May 16, 2016
A Better Road Forward
After having been debated in the Legislature since its April 19 introduction, we expect the 2016/2017 Provincial Budget to be passed into law this week.
That evening, April 19, our caucus gathered with representatives of student, labour and social movement groups, to discuss our reactions to the Budget. Nothing has changed the initial assessment that emerged out of that discussion.
Students spoke of their dismay that nothing in the Budget addressed the tuition increases taking place under the current government’s tuition deregulation. (And the very evening of the Budget’s release, Dalhousie University voted to increase tuition 3% across the board, and 9% at the Truro Agriculture campus.)
Representatives from the labour movement spoke about how the Budget’s main working assumption is the two-year public-sector wage freeze, which has been neither negotiated nor voted upon by any major union in the province.
Anti-poverty activists remarked on the increase in social assistance payments–70 cents a day, following zero cents a day increases for the past two years–and the freezing of allowances for shelter.
Environmentalists raised the concern that the environment did not merit a single word in the budget document.
From disability rights advocates to progressive policy analysts to our own caucus members, one unifying understanding emerged from the discussion: that the Budget is a mish-mash of missed opportunities.

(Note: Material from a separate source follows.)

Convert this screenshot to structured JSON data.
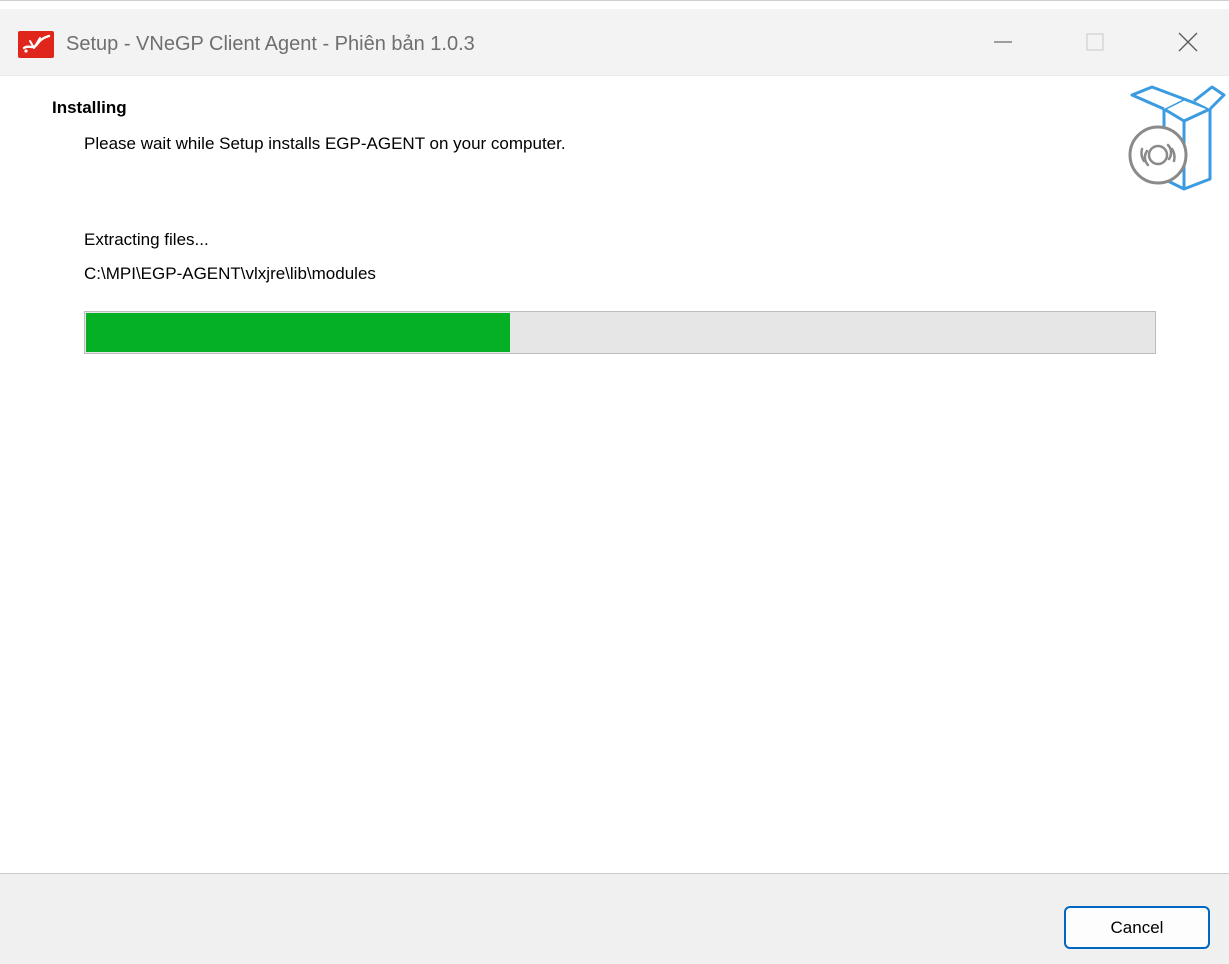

In a time when people across the province are waiting longer and longer, for example, to access hip replacements, the investment made in the Budget in health care spending is a straight-out, flat-lined zero. In a time when many families are waiting for a nursing home space to become available, the long-term care budget is cut, in fact, by $3.1 million. In a time when parents are waiting for quality and affordable childcare spaces, the Budget’s meagre offering will barely make a difference.
For small businesses? Nothing of substance. For our beleaguered film industry? Nothing at all.
Every bit as troubling is that the much-heralded Budget surplus is sustained in part by an anticipated increase in VLT revenues of $27.1 million, up 23%. Let’s just say this is a darn poor way to come up with a surplus.
Contrasting the austerity enterprise of the McNeil Liberals, the financial proposals introduced by our NDP MLAs in the current legislative session have emphasized the need for investment in people–their health, their opportunities, and their incomes.
It’s a different road forward. A better road forward. The road that our people much deserve.
In solidarity and hope,